"Ytasha L. Womack's book Afrofuturism: The World of Black Sci-Fi and Fantasy Culture is one of the most comprehensive and relevant reads in the black science fiction realm to date. I highly recommend this book as it masterfully covers the genre's humble past, its flourishing present and promising future. This is definitely a fantastically, engaging read. I couldn't put it down." --Jarvis Sheffield, The Black Science Fiction Society
"This book is the gravity that holds the universe of ideas that define Afrofuturism. Finally, the starting point for our welcomed explorers." --King Britt, universal sonic architect
"At last! A real book about a deeply elusive topic--Black people and the possibility of what Sun Ra used to call the Alter Destiny. Ytasha Womack takes us on a quantum romp through the Afro-Multiverse: she explains some of the biggest, brightest, fastest, heaviest and loudest things in the known world--and beyond!
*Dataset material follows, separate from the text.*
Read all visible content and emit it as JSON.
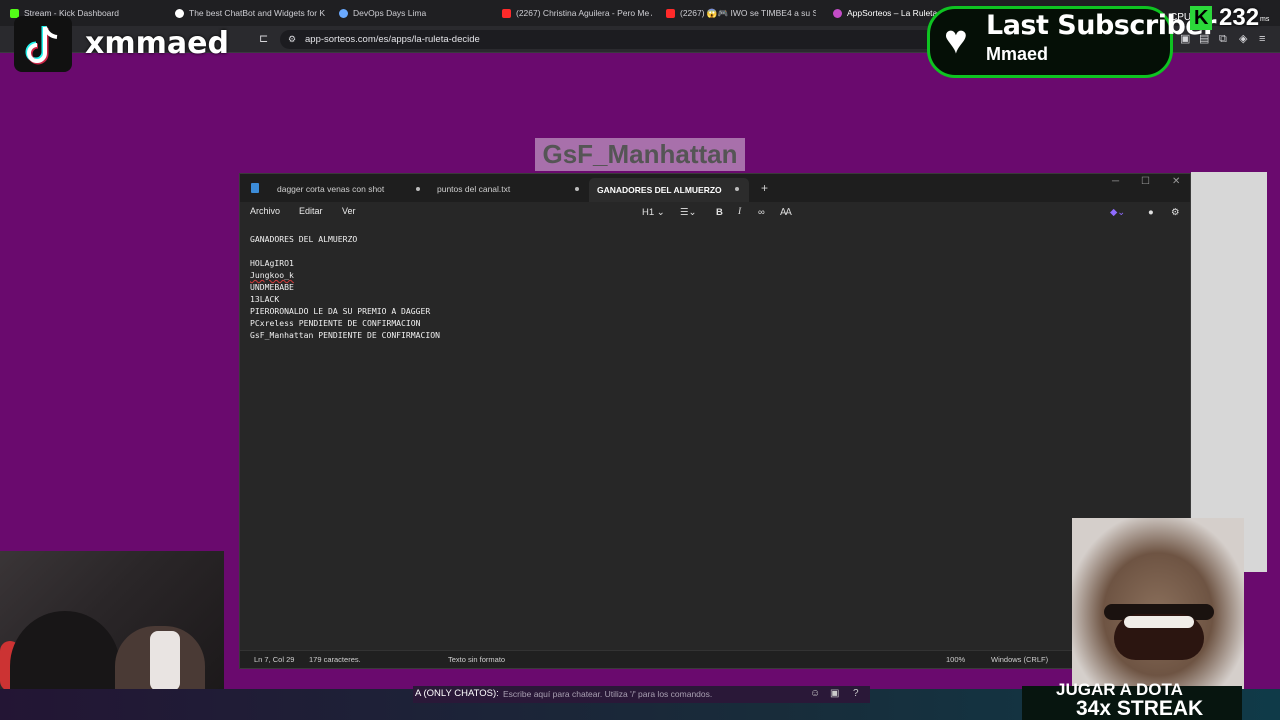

At heart, Afrofuturism gives you a vast and intuitive feel for some of the most pressing issues facing young progressives in the early 21st Century." --DJ Spooky
"When I coined the term "Afrofuturism" in 1992, who knew young cultural critics like Ytasha Womack would make it their own? Accessibly written, with an emphasis on the politics of the here and now, Afrofuturism beckons us through an intellectual wormhole, into a universe where dark matter is, at last, visible." --Mark Dery, cultural critic, author, lecturer
"A smooth blend between a personal memoir and a reference source for those interested in delving into the world of afrofuturism." --Futuristically Ancient
"Provocative and highly detailed, accessible to both geeks and laymen... a fascinating glimpse into what Sun Ra called 'the Alter Destiny.'" --Smooth Magazine